[Opening Input for this task section]
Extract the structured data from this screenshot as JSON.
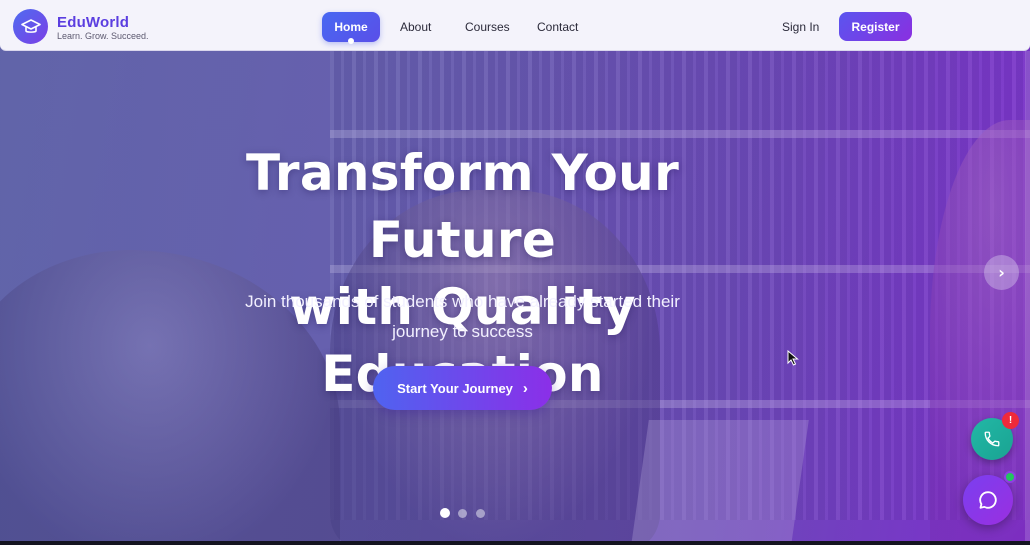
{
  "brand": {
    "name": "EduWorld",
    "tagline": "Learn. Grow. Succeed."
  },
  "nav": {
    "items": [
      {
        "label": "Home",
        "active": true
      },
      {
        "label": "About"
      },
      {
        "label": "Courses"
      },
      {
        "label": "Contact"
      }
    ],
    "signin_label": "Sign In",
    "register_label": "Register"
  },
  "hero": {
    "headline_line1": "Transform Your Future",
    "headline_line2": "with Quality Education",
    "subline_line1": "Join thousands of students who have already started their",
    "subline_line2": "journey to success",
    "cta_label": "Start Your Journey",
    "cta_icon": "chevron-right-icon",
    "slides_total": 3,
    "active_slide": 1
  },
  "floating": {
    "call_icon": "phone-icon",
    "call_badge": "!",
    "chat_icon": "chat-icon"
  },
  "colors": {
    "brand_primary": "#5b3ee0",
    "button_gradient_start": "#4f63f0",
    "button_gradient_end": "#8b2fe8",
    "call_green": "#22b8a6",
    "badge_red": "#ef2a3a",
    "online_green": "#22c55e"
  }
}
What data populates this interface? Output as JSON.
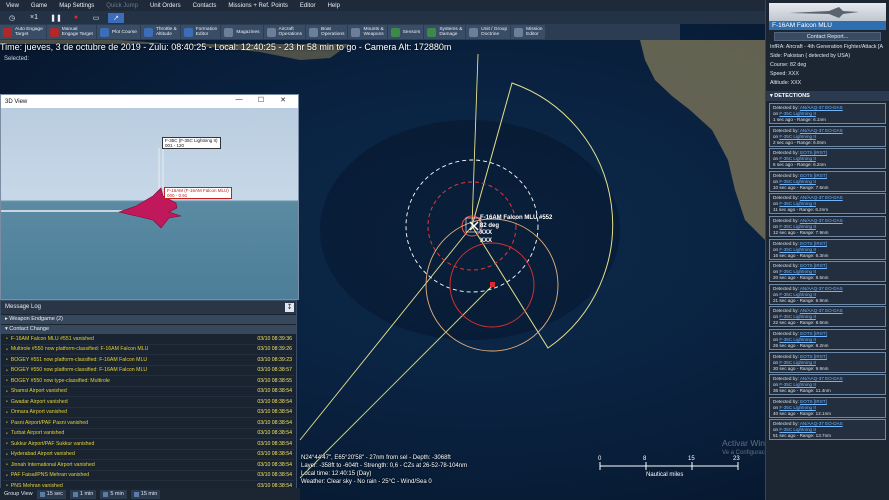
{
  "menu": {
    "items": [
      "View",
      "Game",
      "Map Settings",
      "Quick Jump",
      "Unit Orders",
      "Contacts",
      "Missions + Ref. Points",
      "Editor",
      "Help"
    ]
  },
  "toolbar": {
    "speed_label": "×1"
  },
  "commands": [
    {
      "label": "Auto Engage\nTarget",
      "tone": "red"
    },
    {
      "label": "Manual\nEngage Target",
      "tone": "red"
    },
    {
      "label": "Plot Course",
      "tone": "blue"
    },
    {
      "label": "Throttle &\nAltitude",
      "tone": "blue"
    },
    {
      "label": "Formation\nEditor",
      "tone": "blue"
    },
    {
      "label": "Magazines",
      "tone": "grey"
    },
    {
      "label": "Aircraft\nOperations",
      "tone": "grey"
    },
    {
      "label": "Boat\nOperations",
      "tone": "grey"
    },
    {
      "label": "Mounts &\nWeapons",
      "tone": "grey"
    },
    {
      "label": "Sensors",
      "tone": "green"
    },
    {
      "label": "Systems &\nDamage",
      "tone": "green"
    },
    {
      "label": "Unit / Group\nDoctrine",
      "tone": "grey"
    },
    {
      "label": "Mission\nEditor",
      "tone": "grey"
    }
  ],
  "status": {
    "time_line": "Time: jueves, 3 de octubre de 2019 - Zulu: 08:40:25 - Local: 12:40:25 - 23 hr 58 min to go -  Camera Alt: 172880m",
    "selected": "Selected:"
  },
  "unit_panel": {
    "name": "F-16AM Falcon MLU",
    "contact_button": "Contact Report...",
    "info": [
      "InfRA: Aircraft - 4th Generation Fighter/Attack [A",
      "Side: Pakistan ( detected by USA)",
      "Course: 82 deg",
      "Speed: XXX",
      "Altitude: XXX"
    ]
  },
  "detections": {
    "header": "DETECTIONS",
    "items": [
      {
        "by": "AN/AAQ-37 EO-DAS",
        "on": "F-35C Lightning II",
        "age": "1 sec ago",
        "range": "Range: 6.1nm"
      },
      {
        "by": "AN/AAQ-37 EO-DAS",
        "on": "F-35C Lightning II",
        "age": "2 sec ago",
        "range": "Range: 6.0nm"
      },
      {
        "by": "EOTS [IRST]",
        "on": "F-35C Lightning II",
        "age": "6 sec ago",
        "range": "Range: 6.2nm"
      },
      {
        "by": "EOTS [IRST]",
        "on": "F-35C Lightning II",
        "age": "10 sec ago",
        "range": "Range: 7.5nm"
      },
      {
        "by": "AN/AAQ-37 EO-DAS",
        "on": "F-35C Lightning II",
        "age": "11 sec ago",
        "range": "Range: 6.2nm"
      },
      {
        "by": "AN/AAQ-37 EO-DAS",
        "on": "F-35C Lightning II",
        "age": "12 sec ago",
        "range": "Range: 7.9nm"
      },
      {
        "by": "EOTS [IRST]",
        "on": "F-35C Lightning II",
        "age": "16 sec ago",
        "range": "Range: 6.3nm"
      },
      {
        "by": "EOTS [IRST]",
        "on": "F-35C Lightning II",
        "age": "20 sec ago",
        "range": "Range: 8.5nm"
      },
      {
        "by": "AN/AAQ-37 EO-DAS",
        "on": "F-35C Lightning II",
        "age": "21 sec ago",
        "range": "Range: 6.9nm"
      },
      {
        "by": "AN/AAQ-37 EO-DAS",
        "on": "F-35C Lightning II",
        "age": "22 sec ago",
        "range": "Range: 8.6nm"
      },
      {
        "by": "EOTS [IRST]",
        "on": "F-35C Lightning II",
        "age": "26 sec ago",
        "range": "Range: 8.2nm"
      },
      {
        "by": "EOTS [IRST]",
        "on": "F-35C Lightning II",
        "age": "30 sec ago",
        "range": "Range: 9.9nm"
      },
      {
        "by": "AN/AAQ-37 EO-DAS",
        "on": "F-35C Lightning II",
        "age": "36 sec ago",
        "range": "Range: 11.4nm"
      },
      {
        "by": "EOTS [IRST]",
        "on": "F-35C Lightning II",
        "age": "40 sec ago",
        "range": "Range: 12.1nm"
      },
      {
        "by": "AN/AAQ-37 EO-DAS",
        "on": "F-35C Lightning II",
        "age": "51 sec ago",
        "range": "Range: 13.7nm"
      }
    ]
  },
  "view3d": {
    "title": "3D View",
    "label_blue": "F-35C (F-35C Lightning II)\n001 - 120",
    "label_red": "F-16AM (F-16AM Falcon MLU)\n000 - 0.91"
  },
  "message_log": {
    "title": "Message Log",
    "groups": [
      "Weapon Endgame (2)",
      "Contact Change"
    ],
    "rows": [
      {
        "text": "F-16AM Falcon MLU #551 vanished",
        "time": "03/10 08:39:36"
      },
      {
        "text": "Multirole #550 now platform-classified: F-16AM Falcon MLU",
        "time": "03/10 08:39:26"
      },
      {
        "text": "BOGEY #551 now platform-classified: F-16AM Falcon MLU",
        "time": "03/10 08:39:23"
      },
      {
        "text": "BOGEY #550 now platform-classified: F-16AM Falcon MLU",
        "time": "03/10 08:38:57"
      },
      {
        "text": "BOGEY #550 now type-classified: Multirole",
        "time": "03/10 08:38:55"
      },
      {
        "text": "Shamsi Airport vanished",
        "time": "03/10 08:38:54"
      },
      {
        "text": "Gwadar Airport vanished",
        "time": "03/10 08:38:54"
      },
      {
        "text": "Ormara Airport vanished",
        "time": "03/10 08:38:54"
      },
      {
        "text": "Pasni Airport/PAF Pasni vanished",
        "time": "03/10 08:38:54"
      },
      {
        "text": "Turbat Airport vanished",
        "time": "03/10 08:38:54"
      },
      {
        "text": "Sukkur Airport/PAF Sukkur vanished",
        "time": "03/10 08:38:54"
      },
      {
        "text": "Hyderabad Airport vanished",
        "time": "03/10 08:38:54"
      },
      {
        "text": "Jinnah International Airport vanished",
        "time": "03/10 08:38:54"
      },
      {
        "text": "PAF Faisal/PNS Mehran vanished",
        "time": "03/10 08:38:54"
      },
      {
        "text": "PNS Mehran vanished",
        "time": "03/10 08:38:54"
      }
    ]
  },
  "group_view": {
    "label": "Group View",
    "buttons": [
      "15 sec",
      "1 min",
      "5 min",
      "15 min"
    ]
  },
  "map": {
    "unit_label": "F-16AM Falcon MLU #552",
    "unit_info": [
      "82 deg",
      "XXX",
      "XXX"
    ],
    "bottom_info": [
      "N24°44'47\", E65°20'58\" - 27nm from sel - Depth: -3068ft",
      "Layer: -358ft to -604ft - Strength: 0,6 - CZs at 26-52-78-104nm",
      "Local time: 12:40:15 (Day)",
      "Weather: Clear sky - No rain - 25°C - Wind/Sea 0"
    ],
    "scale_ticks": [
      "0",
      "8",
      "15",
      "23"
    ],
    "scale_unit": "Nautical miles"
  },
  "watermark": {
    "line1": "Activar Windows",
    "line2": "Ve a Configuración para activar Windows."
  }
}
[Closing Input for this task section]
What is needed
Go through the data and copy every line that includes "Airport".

Task solution
        "text": "Shamsi Airport vanished",
        "text": "Gwadar Airport vanished",
        "text": "Ormara Airport vanished",
        "text": "Pasni Airport/PAF Pasni vanished",
        "text": "Turbat Airport vanished",
        "text": "Sukkur Airport/PAF Sukkur vanished",
        "text": "Hyderabad Airport vanished",
        "text": "Jinnah International Airport vanished",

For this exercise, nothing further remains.